The Mayor was pictured lying in an open casket meant for coronavirus patients.
I get it okay? It has been quite a while since most of us have been staying at home because of the lockdown but it is extremely important to understand that isolating ourselves is one of the best ways to flatten the curve. While some parts of the world are reeling under the pressure to ensure people are maintaining the set protocols, the Mayor of a small town in Peru recently made headlines, but for all the wrong reasons.
They mayor of a small town in Huancavelica, Peru went out drinking with his friends in violation of quarantine measures. When police went to arrest him, he pretended to be a dead body in a coffin.https://t.co/df8NVnIZhH— Michael Baney (@BaneyMike) May 20, 2020
Jaime Rolando Urbina Torres tried to play dead after being caught by police for violating the rules of Coronavirus lockdown after he went drinking with his friends. Torres, in order to avoid arrest, was pictured lying in an open casket, meant for coronavirus patients, while wearing a face mask. The pictures were taken by the police officers who came to arrest him on Monday night in the town of Tantará, in the south of the country, reported The Times of London. Meanwhile, his friends attempted to hide inside drawers in the same room.
I see he mistook the police for bears— Oli Griffin (@OliGGriffin) May 20, 2020
According to the police, the mayor violated curfew timings and ignored social distancing by going out to have some drinks with his friends. He was found in an intoxicated state when he was arrested. It is not known where he went with his friends or why they had an open casket with them. But this is not the first time Torres has defied government protocols and this incident is just the latest one among many.
The mayors in Peru are a very special breed. Not a very clever one, nor a particularly useful one. But they are special 😉 pic.twitter.com/CBpOA0c35j— Lee Brown (@chubbyguitarist) May 20, 2020
Previously, the Mayor had failed to properly implement the safety protocols in the town. Peru was placed under lockdown 66 days ago by the central government, but according to the locals, Torres has blatantly failed to be of any help and has spent only eight days in the town since the start of the lockdown. The absentee mayor was even asked to attend a town meeting on May 9 to defend himself after he flipped out on the locals.
They should have buried him alive, together with a bottle of Pisco and a matchbox— Ed Málaga-Trillo (@EdMalagaTrillo) May 20, 2020
While this kind of behavior is absolutely unexpected from a mayor of a town, Twitter had an absolute field day with this news. One person wrote, "Kudos to the cops for taking time to snap a picture before taking him in." Another one wrote, "He should have thought more outside the box?" A third one added, "The perfectly fitted mask was just a tiny trip too far."
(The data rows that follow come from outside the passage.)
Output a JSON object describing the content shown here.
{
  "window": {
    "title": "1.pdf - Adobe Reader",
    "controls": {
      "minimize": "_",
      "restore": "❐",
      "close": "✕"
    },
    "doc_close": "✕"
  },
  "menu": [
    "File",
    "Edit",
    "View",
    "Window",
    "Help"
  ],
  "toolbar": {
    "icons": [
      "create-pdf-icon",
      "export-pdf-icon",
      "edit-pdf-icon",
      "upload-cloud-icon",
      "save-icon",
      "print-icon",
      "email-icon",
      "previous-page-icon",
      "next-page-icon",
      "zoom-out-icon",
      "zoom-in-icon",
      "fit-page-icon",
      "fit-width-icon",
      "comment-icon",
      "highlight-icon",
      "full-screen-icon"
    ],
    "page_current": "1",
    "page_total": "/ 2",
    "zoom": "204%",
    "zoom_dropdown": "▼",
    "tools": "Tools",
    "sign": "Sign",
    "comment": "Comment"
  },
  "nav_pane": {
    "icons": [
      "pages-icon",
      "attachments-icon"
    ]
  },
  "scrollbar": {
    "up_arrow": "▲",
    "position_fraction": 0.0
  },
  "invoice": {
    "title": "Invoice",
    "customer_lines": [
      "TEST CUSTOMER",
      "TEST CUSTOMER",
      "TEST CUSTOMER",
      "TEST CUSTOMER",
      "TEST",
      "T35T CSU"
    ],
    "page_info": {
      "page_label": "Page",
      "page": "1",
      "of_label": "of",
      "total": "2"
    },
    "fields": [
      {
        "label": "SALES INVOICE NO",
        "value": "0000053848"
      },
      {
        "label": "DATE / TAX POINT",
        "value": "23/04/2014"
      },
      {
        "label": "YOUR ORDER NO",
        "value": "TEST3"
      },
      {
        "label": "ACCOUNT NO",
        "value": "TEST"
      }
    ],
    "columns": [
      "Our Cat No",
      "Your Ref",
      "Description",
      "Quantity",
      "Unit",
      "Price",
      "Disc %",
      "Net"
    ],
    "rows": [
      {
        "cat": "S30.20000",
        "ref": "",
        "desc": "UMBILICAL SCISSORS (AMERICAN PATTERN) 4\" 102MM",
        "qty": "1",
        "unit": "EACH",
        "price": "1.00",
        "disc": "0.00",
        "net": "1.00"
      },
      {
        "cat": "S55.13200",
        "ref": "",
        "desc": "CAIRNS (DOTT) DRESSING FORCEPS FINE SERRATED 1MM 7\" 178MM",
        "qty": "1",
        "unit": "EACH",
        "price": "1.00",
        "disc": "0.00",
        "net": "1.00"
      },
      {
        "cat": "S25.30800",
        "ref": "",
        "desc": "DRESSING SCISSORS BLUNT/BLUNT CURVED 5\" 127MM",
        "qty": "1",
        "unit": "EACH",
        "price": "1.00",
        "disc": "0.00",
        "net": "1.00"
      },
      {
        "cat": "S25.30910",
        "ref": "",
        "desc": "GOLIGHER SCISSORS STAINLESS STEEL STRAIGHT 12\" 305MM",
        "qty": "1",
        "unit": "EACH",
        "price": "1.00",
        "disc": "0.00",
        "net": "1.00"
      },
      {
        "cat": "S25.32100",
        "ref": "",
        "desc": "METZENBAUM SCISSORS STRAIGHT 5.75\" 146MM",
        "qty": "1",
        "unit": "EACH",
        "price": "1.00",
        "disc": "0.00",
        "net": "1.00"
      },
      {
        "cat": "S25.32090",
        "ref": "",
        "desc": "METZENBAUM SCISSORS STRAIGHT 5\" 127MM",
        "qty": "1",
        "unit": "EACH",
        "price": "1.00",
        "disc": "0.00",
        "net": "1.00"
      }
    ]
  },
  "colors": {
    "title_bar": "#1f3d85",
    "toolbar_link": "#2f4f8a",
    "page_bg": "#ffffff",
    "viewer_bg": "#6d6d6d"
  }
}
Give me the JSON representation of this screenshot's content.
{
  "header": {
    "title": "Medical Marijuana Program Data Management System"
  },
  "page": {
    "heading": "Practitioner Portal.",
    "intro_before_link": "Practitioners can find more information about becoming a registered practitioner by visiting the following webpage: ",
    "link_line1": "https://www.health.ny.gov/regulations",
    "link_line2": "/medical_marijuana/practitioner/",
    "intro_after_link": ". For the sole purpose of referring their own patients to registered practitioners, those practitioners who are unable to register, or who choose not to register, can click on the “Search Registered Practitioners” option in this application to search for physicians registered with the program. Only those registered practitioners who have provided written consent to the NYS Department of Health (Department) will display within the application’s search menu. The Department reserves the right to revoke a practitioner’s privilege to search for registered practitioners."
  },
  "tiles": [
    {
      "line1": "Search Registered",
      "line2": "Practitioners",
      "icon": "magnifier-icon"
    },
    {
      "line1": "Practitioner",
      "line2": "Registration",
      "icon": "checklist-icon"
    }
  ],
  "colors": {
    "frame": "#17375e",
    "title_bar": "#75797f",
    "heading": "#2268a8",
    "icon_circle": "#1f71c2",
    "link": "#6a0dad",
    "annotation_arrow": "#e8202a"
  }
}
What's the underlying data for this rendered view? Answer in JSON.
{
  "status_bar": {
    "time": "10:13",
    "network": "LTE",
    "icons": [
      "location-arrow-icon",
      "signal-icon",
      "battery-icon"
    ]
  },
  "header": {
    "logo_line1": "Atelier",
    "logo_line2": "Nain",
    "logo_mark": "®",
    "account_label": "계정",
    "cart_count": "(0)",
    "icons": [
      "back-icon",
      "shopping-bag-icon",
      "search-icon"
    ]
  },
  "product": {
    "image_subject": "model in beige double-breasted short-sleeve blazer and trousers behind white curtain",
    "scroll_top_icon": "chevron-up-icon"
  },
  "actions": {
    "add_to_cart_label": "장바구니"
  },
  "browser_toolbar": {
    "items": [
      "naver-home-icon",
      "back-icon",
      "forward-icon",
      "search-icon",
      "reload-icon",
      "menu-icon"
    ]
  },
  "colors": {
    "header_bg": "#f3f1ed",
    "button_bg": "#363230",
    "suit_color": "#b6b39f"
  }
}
But instead of justifying his actions, he gave excuses for being an absolute failure to open emergency coronavirus quarantine shelters and his feeble attempts were shot down by his own officials. In South America, Peru is the second hardest-hit country reeling under the effects of COVID-19, and the failure to implement proper lockdown measures could have severe consequences. At present, the country already has over 100,000 confirmed coronavirus cases and more than 3,000 deaths, reports Al Jazeera.
Is this your entry in a "caption this photo" competition? Because it's great...— K2N (Kilimanjaro 2 Natron) MTB (@k2nstage) May 21, 2020
Keeping these worrisome data in mind, Torres' refusal to perform his mayoral duties have rightfully enraged the people who are concerned about their own safety.
Disclaimer: Information about the pandemic is swiftly changing, and Inner Splendor News is committed to providing the most recent and verified updates in our articles and reportage. However, considering the frequency in developments, some of the information/data in this article may have changed since the time of publication. Therefore, we encourage you to also regularly check online resources from local public health departments, the Centers for Disease Control, and the World Health Organization.